High Before Homeroom
At sixteen years old, Doug Schaffer knows two things for sure:
1. He is doomed to live in the shadow of his older brother, Trevor, a former high school football star who is stationed in Iraq.
2. Free-spirited Laurilee, the hot ear-piercing girl at the mall, only dates bad boys.
Cue Doug's foolproof plan to tarnish his own unremarkable reputation. The first step is to develop a drug addiction. His mom's too preoccupied with organizing care packages for Mothers Support Our Troops Northwest Oklahoma City Chapter to stop him. Besides, he just needs to get hooked on meth long enough to come back from rehab a totally different person. Someone people notice.

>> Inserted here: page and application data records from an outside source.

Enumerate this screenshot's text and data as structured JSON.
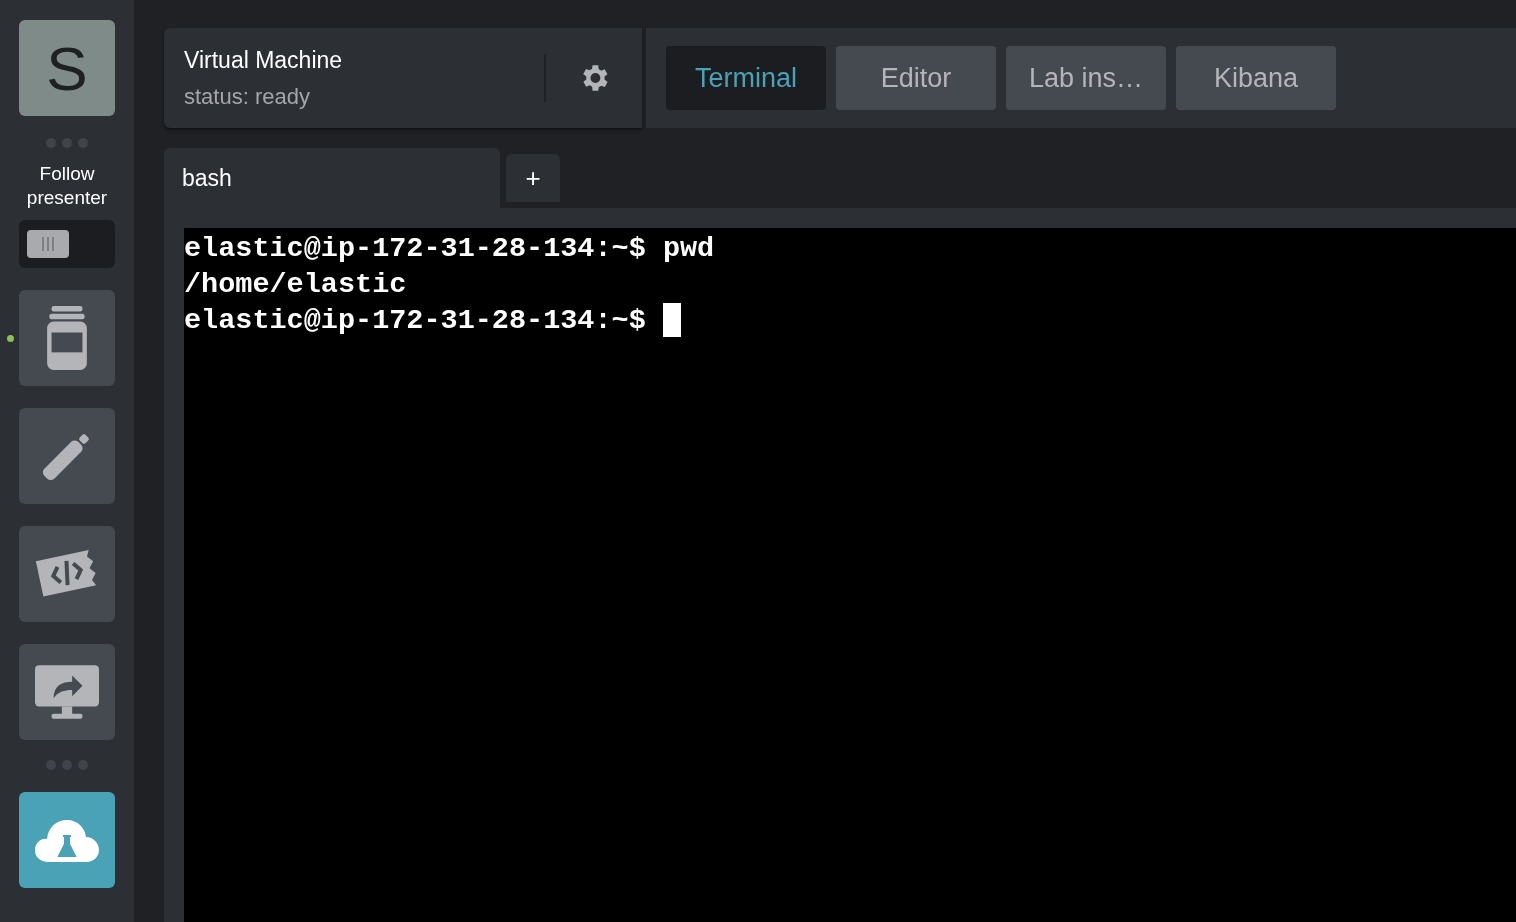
{
  "sidebar": {
    "avatar": "S",
    "follow_label": "Follow presenter",
    "follow_toggle": {
      "on": false
    },
    "tools": [
      {
        "kind": "notes",
        "selected": true
      },
      {
        "kind": "pen",
        "selected": false
      },
      {
        "kind": "code",
        "selected": false
      },
      {
        "kind": "share-screen",
        "selected": false
      }
    ],
    "lab_button": {
      "kind": "cloud-lab"
    }
  },
  "vm": {
    "title": "Virtual Machine",
    "status": "status: ready"
  },
  "tabs": [
    {
      "label": "Terminal",
      "selected": true
    },
    {
      "label": "Editor",
      "selected": false
    },
    {
      "label": "Lab ins…",
      "selected": false
    },
    {
      "label": "Kibana",
      "selected": false
    }
  ],
  "terminal_tabs": [
    {
      "label": "bash"
    }
  ],
  "add_tab": "+",
  "terminal": {
    "lines": [
      "elastic@ip-172-31-28-134:~$ pwd",
      "/home/elastic",
      "elastic@ip-172-31-28-134:~$ "
    ],
    "cursor": true
  }
}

With the help of Trevor’s strung-out former high-school buddy, drug addict Doug has the confidence that loser Doug never mustered. He stays out all night, scores girls, and stands up for himself. Then Trevor unexpectedly returns home with a dark secret of his own, and everything Doug thought was true is shattered. Soon the brothers find a common ground they never knew they shared as they discover the price of pleasing others is the freedom to be yourself.
Losers, now you can get the bad-boy rep the girls find positively irresistible!

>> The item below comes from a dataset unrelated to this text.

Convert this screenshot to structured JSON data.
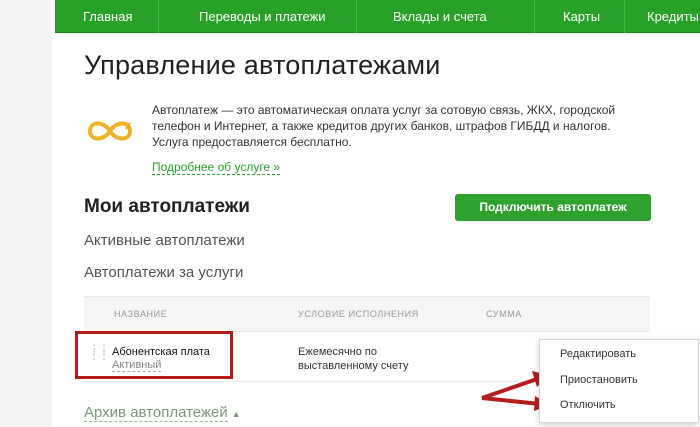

Read an Excerpt
Reading Group Guide
Doug Schaffer is ordinary. He is also hopelessly bright, hopelessly in love with a girl named Laurilee, and feeling hopeless about life. His father isn’t in his life, his mother is emotionally absent, and the love of his life has a thing for “bad boys.” To add to his angst is Trevor, his very popular, good-looking and adored older brother away in the military serving his country. Determined to fit in, get noticed and be like his hero Jack Kerouac in On the Road, Doug concocts a plan to get everything he’s ever wanted: Attention from his mother, attention from girls, but mostly especially attention from Laurilee. With great wit and punchy observations, author Maya Sloan takes us on the road with Doug to find what he’s always wanted.
1. Mediocrity is a theme in the novel. Discuss some of the places it comes up. Talk about the lengths people go to stand out. Talk about how scared people are to deviate.
2. From Amy to Angela, Doug& see more